[EXERCISE INSTRUCTIONS] Whenever a line of the data below holds the string "bird", copy that line.

========

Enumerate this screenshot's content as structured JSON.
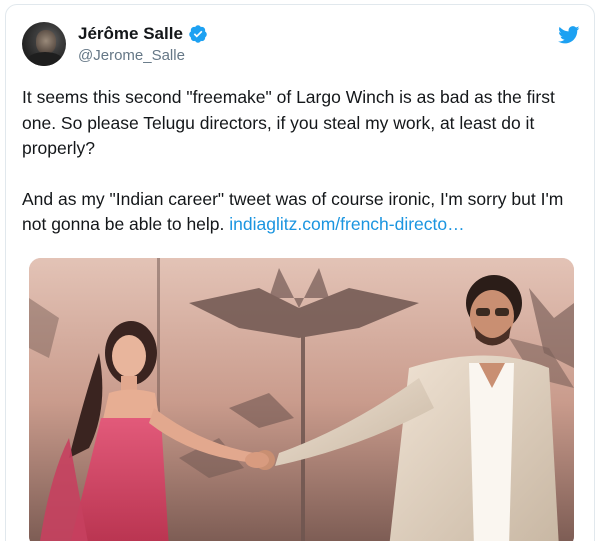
{
  "tweet": {
    "author": {
      "display_name": "Jérôme Salle",
      "handle": "@Jerome_Salle",
      "verified": true,
      "avatar_icon": "user-avatar",
      "verified_icon": "verified-badge-icon"
    },
    "platform_icon": "twitter-bird-icon",
    "text": {
      "paragraph_1": "It seems this second \"freemake\" of Largo Winch is as bad as the first one. So please Telugu directors, if you steal my work, at least do it properly?",
      "paragraph_2_text": "And as my \"Indian career\" tweet was of course ironic, I'm sorry but I'm not gonna be able to help. ",
      "paragraph_2_link": "indiaglitz.com/french-directo…"
    },
    "media": {
      "type": "image",
      "description_icon": "movie-poster-image"
    }
  },
  "colors": {
    "link": "#1b95e0",
    "handle": "#657786",
    "text": "#14171a",
    "verified": "#1da1f2",
    "bird": "#1da1f2"
  }
}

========

[TASK ANSWER]
    "platform_icon": "twitter-bird-icon",
    "bird": "#1da1f2"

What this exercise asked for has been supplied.